At CSE, we often get inquiries from airport leaders looking for more information on how to embark on such a service improvement initiative. While each situation is different, the general concepts and approach remain the same. To this end, we have set out to provide the following "toolkit" full of advice and resources as a general starting point for those ready to start on the journey.

customer service differentiationDifferentiation

Perhaps it is differentiation that you are seeking. While most other items remain constantespecially in a commoditized marketpeople are your greatest asset and the greatest opportunity for differentiation. To derive the most success form your journey, your initiative must:

            • Be consistently delivered
            • Make sense for the customer
            • Have the support from whole organization- verbal support, communication support, the proper tools and processes, etc.
            • Be delivered by the team not because they HAVE to, rather because they WANT to.

Customer LoyaltyPassenger Experience

It is imperative that a broad vision/purpose or goal is identified for your improvement effort, i.e. identify: “What will success look like?” rather than simply initiating a list of tactics.  Connecting with the “why” and the broader vision will garner:

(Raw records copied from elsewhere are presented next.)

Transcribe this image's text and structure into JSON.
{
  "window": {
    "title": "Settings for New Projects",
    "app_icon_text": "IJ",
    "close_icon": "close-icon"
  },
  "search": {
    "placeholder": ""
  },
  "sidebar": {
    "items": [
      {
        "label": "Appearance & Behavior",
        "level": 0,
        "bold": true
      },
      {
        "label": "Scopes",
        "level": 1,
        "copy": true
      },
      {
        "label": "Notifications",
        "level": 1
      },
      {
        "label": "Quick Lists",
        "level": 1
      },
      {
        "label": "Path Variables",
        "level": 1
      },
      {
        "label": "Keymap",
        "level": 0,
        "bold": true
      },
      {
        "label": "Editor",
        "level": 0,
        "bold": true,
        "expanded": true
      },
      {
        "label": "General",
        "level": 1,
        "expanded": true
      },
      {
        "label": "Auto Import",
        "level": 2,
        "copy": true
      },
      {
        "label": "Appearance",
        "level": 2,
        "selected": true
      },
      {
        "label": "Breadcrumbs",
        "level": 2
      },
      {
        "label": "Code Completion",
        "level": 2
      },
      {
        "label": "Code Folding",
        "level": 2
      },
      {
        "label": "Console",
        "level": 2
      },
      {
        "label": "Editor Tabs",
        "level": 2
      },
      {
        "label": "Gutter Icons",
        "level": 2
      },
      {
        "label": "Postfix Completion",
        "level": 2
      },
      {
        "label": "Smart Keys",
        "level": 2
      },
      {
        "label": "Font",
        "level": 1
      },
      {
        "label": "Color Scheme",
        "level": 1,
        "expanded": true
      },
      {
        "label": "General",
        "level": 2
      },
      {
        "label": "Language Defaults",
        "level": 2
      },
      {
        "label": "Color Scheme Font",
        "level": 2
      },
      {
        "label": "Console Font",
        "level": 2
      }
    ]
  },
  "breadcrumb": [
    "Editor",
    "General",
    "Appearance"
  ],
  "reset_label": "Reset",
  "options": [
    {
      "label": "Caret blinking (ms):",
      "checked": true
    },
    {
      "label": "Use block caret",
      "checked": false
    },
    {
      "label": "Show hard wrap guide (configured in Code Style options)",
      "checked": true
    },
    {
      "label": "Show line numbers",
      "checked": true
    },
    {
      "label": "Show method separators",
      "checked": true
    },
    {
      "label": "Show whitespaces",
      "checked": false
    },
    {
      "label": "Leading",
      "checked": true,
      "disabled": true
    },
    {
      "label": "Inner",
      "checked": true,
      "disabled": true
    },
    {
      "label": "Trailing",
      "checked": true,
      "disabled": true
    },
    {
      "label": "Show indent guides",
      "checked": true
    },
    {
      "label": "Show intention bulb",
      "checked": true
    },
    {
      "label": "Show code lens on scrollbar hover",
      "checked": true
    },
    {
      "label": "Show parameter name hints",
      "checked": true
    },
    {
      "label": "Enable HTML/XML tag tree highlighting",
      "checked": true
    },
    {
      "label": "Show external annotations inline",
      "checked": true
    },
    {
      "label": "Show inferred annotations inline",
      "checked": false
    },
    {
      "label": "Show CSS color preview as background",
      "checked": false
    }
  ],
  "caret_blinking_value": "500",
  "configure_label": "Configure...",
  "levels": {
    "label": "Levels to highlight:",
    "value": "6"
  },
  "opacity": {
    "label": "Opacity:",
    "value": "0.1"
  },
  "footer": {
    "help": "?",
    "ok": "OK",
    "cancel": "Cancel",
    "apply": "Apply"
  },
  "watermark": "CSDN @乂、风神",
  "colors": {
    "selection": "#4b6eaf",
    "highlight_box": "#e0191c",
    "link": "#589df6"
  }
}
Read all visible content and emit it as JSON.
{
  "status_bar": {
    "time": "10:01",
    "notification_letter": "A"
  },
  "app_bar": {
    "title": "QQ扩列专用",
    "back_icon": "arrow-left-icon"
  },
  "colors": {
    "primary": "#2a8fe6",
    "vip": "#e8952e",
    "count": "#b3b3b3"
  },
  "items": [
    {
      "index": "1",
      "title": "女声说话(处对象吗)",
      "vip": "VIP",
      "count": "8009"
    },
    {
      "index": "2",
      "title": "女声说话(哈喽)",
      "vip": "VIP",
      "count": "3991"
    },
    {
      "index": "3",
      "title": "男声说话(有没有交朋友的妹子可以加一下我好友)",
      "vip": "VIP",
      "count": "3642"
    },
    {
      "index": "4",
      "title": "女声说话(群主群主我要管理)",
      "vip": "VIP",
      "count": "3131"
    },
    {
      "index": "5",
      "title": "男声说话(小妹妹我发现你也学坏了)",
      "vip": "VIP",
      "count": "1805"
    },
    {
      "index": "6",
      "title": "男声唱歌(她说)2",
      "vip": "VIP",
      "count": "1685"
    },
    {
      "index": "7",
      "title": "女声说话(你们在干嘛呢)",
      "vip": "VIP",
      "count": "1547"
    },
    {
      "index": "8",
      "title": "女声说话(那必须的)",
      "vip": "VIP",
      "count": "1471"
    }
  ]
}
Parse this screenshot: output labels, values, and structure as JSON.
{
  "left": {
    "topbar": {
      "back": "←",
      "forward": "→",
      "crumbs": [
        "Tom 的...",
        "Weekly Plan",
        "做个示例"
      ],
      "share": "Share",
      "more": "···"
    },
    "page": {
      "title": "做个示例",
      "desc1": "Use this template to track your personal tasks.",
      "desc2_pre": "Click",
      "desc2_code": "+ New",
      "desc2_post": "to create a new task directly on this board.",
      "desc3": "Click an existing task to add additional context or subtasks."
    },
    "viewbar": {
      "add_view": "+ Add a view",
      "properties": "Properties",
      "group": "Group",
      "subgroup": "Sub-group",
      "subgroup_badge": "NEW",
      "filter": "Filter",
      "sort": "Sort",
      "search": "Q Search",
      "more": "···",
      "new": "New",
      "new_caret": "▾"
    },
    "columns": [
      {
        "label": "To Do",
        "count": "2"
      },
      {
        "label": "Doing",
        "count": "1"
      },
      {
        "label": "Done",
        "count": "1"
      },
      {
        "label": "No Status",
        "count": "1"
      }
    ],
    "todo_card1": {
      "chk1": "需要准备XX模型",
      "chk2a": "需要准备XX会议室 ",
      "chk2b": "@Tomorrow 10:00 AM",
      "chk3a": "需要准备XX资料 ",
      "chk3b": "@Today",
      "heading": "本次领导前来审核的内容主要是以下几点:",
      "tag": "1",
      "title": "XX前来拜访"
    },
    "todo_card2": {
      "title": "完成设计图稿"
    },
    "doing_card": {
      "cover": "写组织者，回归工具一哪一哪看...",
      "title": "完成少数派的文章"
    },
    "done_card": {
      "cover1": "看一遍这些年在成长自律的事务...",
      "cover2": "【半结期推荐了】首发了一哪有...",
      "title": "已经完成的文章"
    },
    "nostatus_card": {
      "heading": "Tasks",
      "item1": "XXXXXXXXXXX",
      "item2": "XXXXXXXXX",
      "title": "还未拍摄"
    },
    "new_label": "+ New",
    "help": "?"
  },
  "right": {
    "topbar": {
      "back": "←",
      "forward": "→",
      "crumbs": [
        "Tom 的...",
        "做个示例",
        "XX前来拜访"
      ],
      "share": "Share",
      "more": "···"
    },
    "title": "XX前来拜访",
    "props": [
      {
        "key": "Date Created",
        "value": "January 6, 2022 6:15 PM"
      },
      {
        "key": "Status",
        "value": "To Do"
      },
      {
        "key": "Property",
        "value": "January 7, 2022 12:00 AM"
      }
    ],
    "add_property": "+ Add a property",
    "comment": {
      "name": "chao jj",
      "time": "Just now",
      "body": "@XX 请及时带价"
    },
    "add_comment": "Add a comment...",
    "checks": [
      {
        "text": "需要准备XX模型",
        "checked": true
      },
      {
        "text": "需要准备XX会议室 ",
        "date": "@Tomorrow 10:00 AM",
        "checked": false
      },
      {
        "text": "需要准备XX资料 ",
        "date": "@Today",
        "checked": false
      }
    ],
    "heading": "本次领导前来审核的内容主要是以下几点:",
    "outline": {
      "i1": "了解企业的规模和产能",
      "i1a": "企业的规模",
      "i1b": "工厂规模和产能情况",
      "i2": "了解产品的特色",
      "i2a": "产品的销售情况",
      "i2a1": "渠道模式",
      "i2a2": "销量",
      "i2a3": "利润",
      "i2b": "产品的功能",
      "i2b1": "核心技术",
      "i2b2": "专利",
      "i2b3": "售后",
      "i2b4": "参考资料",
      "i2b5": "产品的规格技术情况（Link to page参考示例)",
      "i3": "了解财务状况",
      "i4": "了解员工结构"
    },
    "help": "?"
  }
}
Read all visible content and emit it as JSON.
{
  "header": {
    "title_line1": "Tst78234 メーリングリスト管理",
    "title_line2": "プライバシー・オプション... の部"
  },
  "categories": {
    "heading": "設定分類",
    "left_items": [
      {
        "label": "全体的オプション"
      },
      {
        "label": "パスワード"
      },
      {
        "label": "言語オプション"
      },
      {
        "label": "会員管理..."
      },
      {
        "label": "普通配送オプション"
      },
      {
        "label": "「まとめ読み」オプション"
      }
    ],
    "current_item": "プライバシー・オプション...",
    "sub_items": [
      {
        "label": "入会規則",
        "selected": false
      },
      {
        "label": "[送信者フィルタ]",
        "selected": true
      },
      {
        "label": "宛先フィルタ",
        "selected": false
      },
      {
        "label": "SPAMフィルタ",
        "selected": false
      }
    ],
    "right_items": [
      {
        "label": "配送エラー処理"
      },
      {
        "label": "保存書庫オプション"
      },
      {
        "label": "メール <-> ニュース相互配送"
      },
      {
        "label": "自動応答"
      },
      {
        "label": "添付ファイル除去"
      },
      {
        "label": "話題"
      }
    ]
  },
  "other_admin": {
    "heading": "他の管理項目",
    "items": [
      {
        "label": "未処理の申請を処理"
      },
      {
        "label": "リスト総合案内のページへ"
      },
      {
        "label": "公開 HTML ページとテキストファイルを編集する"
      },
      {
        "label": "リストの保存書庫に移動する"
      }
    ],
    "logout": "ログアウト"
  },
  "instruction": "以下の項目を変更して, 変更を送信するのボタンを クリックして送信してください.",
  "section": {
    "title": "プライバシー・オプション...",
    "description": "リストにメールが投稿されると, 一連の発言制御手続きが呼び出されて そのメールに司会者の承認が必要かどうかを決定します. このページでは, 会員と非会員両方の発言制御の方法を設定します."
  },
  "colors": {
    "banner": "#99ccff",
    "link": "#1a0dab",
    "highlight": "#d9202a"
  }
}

            • Engaged employees
            • More genuine actions
            • Further development of ideas from the field
            • Buy-in from the teams across a property

Reduce CostsReduce Costs

If you are trying to improve what you already have, to create better teamwork and greater efficiencies, then the same support and behaviors must be enacted with the internal teams that support the front-line teams.  For example, a culture of service or more personalization in the field is hard to sustain when the field teams receive a different level of support from their HR Manager and Regional Manager than that which the front-line teams are required to deliver.


Take a look at these resources as a source of inspiration, or to better understand the spectrum of tools available to help your airport program thrive!

All in all, we hope this information is helpful and not overwhelming.  Bottom line, if you are considering embarking on an airport service improvement program, be sure to provide your teams the support, tools and knowledge they need to deliver a great passenger experience every time!


Tags: Organizational Development, Service Culture, eMapping, Employee Survey, Service Mapping